WHEN SHE WAS 16, Brisa de Ángulo was raped repeatedly by an adult member of her own family, in the central Andean city of Cochabamba. “When I finally got the courage to report it, I faced intimidation and blame from my community, extended family and the authorities,” she said.
Describing the legal system as “horrific” she set up A Breeze of Hope, a charity center, in 2004, to support sexually abused children in Bolivia. The charity works to raise awareness about sexual abuse and incest, as well as providing legal support to victims.
Gender violence is endemic in Bolivia. Government statistics show that 90 percent of women will be on the receiving end of some form of violence, with 87 percent experiencing it within the family.

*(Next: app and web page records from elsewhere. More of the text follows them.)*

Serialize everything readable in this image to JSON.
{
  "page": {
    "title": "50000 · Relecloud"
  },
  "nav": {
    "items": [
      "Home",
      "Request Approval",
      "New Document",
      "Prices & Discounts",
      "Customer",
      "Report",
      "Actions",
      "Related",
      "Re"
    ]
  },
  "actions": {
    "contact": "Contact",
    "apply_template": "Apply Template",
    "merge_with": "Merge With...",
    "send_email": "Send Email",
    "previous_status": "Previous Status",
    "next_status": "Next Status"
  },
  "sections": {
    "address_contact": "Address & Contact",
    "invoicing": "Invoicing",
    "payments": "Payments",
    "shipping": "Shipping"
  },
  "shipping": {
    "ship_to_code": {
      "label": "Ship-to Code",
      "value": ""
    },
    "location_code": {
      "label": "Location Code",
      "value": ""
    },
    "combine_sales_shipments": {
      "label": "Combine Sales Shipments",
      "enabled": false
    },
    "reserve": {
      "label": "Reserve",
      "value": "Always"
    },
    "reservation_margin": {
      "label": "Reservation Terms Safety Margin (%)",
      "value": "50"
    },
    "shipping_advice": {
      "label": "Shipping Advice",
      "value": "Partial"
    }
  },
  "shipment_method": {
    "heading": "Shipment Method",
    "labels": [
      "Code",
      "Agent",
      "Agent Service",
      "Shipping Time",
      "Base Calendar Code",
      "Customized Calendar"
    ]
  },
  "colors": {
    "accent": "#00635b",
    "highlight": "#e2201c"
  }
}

Bolivia has the highest rate of violence carried out by partners against women in Latin America.
Shelby Quast, director of the Americas Program at the NGO Equality Now, told News Deeply there are several root causes for the persistence of such violence: the pervasive culture of machismo, inadequate legislation, lack of enforcement of existing laws, the judicial system and societal attitudes.
The Tyranny of Silence

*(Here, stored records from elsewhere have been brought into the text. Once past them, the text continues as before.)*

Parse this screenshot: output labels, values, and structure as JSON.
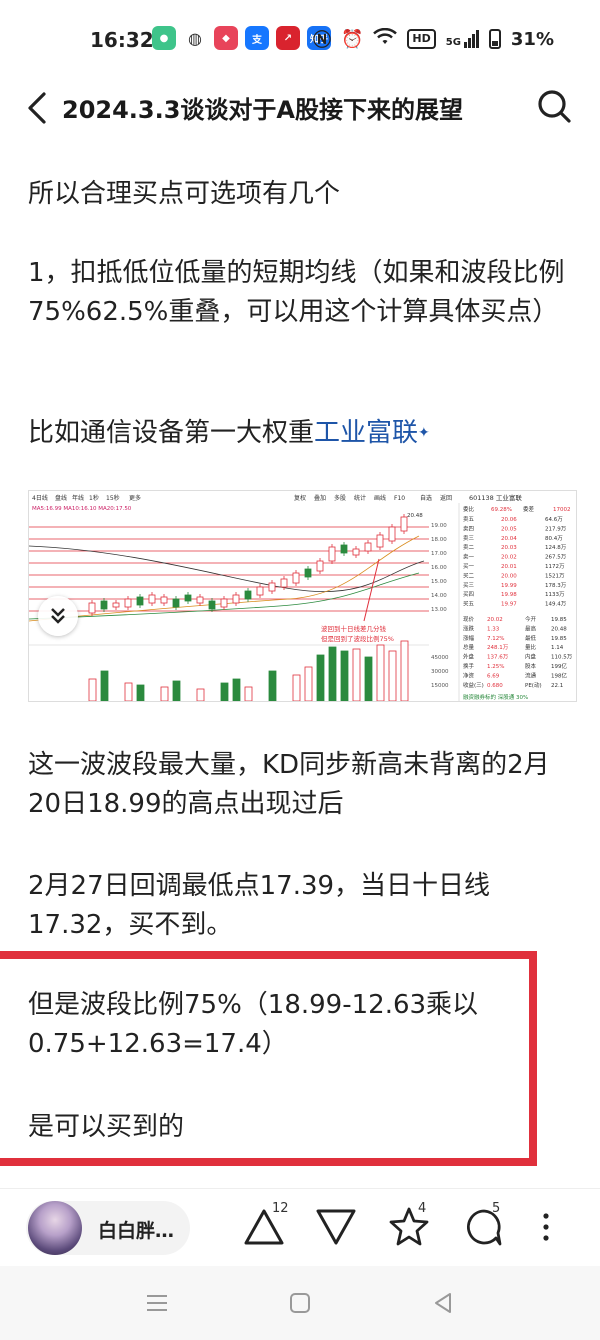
{
  "status_bar": {
    "time": "16:32",
    "network": "5G",
    "battery": "31%",
    "hd_label": "HD",
    "app_icons": [
      "chat-bubble-icon",
      "wechat-icon",
      "gift-app-icon",
      "alipay-icon",
      "stock-app-icon",
      "zhihu-icon"
    ],
    "zhihu_label": "知乎",
    "sys_icons": [
      "nfc-icon",
      "alarm-icon",
      "wifi-icon",
      "signal-icon",
      "battery-icon"
    ]
  },
  "header": {
    "title": "2024.3.3谈谈对于A股接下来的展望"
  },
  "article": {
    "p1": "所以合理买点可选项有几个",
    "p2": "1，扣抵低位低量的短期均线（如果和波段比例75%62.5%重叠，可以用这个计算具体买点）",
    "p3_prefix": "比如通信设备第一大权重",
    "p3_link": "工业富联",
    "p4": "这一波波段最大量，KD同步新高未背离的2月20日18.99的高点出现过后",
    "p5": "2月27日回调最低点17.39，当日十日线17.32，买不到。",
    "p6": "但是波段比例75%（18.99-12.63乘以0.75+12.63=17.4）",
    "p7": "是可以买到的"
  },
  "chart": {
    "toolbar": [
      "4日线",
      "盘线",
      "年线",
      "1秒",
      "15秒",
      "更多"
    ],
    "toolbar_right": [
      "复权",
      "叠加",
      "多股",
      "统计",
      "画线",
      "F10",
      "自选",
      "返回"
    ],
    "ma_legend": "MA5:16.99 MA10:16.10 MA20:17.50",
    "stock_code": "601138 工业富联",
    "peak_label": "20.48",
    "annotation_line1": "波回到十日线差几分钱",
    "annotation_line2": "但是回到了波段比例75%",
    "price_ticks": [
      "19.00",
      "18.00",
      "17.00",
      "16.00",
      "15.00",
      "14.00",
      "13.00"
    ],
    "volume_ticks": [
      "45000",
      "30000",
      "15000"
    ],
    "quote_header": [
      "委比",
      "69.28%",
      "委差",
      "17002"
    ],
    "quote_rows": [
      [
        "卖五",
        "20.06",
        "64.6万"
      ],
      [
        "卖四",
        "20.05",
        "217.9万"
      ],
      [
        "卖三",
        "20.04",
        "80.4万"
      ],
      [
        "卖二",
        "20.03",
        "124.8万"
      ],
      [
        "卖一",
        "20.02",
        "267.5万"
      ],
      [
        "买一",
        "20.01",
        "1172万"
      ],
      [
        "买二",
        "20.00",
        "1521万"
      ],
      [
        "买三",
        "19.99",
        "178.3万"
      ],
      [
        "买四",
        "19.98",
        "1133万"
      ],
      [
        "买五",
        "19.97",
        "149.4万"
      ]
    ],
    "stats_rows": [
      [
        "现价",
        "20.02",
        "今开",
        "19.85"
      ],
      [
        "涨跌",
        "1.33",
        "最高",
        "20.48"
      ],
      [
        "涨幅",
        "7.12%",
        "最低",
        "19.85"
      ],
      [
        "总量",
        "248.1万",
        "量比",
        "1.14"
      ],
      [
        "外盘",
        "137.6万",
        "内盘",
        "110.5万"
      ],
      [
        "换手",
        "1.25%",
        "股本",
        "199亿"
      ],
      [
        "净资",
        "6.69",
        "流通",
        "198亿"
      ],
      [
        "收益(三)",
        "0.680",
        "PE(动)",
        "22.1"
      ]
    ],
    "bottom_note": "融资融券标的 深股通 30%"
  },
  "action_bar": {
    "author_name": "白白胖…",
    "like_count": "12",
    "favorite_count": "4",
    "comment_count": "5"
  },
  "colors": {
    "highlight_border": "#e0303c",
    "link": "#1e55a8",
    "up_candle": "#e0303c",
    "down_candle": "#2b8a3e"
  }
}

Karina, who asked that her surname be omitted, was sexually molested for the first time in first grade. When she got older, her aggressor started raping her.
“I lived with this sick feeling in my stomach that made it hard to eat and impossible to play,” she said. “I felt dirty and different from all the other kids at school.”

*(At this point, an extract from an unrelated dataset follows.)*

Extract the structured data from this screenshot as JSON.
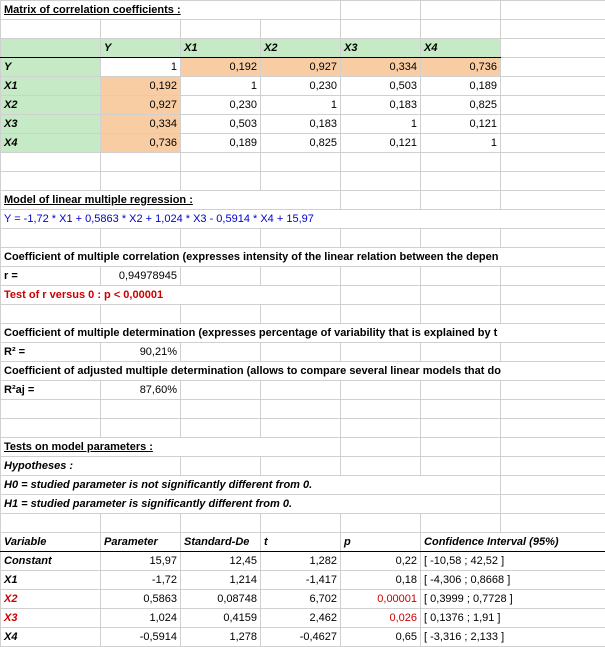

“The day I first came to De Angulo’s center, I realized that what I feared the most was not my aggressor, but the silence,” she said.
The weight of silence also affected De Angulo. “There was tremendous intimidation and pressure from my extended family to remain silent,” she said. While her immediate family supported her when she went to court, many members of her extended family testified against her.
“My life was threatened several times during the trial,” De Angulo said. The threats came from within her local community. “My house was stoned and set on fire twice,” she said. She does not know by whom.
De Angulo says the biggest problem is that designated official bodies are not trained to deal with the sensitivities at hand when it comes to trials of sexual violence.
They ask victims to repeat their stories several times and question the veracity of their complaints. “There is a huge amount of misinformation that is perpetuated by judges, prosecutors and forensic doctors that are not qualified,” she said.
During her trial, one of the judges implied De Angulo could not have been raped because she had a “strong personality” and did not scream. A prosecutor threatened to jail her if any inconsistencies in her story came to light.
“There are forensic doctors who say that it is anatomically impossible to rape a child under six, and we know from studies and evidence that lots of children under the age of six are raped,” she said.
De Angulo has now taken her rape case to the Inter-American Commission on Human Rights. She is calling for the repeal of a legal provision in Bolivia known as “estupro,” which imposes lesser penalties for perpetrators who rape children between 14 and 18 years old than those for younger children. Punishment for estupro ranges from three to six years’ imprisonment.
It is estimated that 20 percent of teenage pregnancies in Bolivia are the result of “estupro.”
De Angulo’s attacker was convicted under the estupro charge, rather than rape, and this decision was later overturned on appeal. A third trial was ordered, but the defendant fled the country.
Often, teenage girls are said to be commonly portrayed as treacherously seductive and deceitful, preying on helpless adult men. Widespread stereotypes about women and their sexual behavior influence legislators, law enforcement personnel, medical staff and the general public.
Punishment for rape in Bolivia is between 15 and 20 years but requires proof of physical or psychological violence, or intimidation.
Quast suggests that the focus needs to shift to consent. “A victim should not have to prove there was violence to prove that there was rape.” She believes laws that fail to recognize consent is impossible in situations of dependency.
“It is important to bring Bolivia’s law in line with international standards,” Quast said. U.N. Women guidelines call for mandated training for law enforcement, judicial, medical and social service professionals, which is essential in ensuring that stereotypes are discarded and proper standards are upheld.
Last year, a law was introduced requiring anyone seeking public office to demonstrate they have no criminal record of gender violence. In 2013, De Angulo successfully pushed for the repeal of a marital rape exemption in Bolivia’s Penal Code.
Although these measures could make Bolivia an example to follow for other countries in the region, Quast worries that gender violence still isn’t enough of a priority for the government, or internationally.
“There is this pervasive idea attached to patriarchy that women simply don’t have value,” she said. “We’re seeing this acutely in Bolivia and the rest of Latin America, but in the U.S., too. Around the world there are threats to women’s rights, there is backsliding.”
Emily Wright is a filmmaker and journalist currently based in Bogotá, Colombia. Her work focuses on Colombia’s post conflict and gender equality and women’s rights issues across Latin America.
The article was originally published by News Deeply on 26 June, 2017.